Give back, unchanged, each line from the one containing "Output a JSON" through the last line of the entries below.
========
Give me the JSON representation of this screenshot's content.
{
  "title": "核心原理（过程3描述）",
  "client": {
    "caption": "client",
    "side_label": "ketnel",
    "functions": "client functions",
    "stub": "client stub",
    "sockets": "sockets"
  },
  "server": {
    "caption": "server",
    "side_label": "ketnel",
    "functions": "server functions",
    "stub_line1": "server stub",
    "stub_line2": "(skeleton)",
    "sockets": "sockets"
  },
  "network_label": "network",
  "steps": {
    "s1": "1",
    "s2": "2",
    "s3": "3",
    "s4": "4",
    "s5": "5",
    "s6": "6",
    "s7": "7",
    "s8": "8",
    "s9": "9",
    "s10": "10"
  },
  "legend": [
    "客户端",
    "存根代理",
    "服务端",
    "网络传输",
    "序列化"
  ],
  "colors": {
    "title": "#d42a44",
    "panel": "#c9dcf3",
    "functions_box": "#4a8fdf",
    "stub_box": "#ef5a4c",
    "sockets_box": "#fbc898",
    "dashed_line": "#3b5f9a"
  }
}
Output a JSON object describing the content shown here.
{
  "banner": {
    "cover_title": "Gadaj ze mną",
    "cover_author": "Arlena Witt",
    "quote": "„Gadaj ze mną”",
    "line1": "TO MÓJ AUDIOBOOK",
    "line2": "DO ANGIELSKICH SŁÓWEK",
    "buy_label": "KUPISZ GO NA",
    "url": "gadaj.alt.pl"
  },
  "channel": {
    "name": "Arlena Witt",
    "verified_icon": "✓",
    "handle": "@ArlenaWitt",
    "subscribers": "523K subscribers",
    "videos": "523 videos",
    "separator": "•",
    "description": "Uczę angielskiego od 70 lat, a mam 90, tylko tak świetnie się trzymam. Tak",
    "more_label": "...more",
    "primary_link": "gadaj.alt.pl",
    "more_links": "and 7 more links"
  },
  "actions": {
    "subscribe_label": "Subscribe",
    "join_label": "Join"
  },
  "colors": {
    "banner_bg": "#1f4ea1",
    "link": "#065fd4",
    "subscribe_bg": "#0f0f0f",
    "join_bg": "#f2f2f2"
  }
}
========
- _OUTPUT_:
Output a JSON object describing the content shown here.
{
  "banner": {
    "cover_title": "Gadaj ze mną",
    "cover_author": "Arlena Witt",
    "quote": "„Gadaj ze mną”",
    "line1": "TO MÓJ AUDIOBOOK",
    "line2": "DO ANGIELSKICH SŁÓWEK",
    "buy_label": "KUPISZ GO NA",
    "url": "gadaj.alt.pl"
  },
  "channel": {
    "name": "Arlena Witt",
    "verified_icon": "✓",
    "handle": "@ArlenaWitt",
    "subscribers": "523K subscribers",
    "videos": "523 videos",
    "separator": "•",
    "description": "Uczę angielskiego od 70 lat, a mam 90, tylko tak świetnie się trzymam. Tak",
    "more_label": "...more",
    "primary_link": "gadaj.alt.pl",
    "more_links": "and 7 more links"
  },
  "actions": {
    "subscribe_label": "Subscribe",
    "join_label": "Join"
  },
  "colors": {
    "banner_bg": "#1f4ea1",
    "link": "#065fd4",
    "subscribe_bg": "#0f0f0f",
    "join_bg": "#f2f2f2"
  }
}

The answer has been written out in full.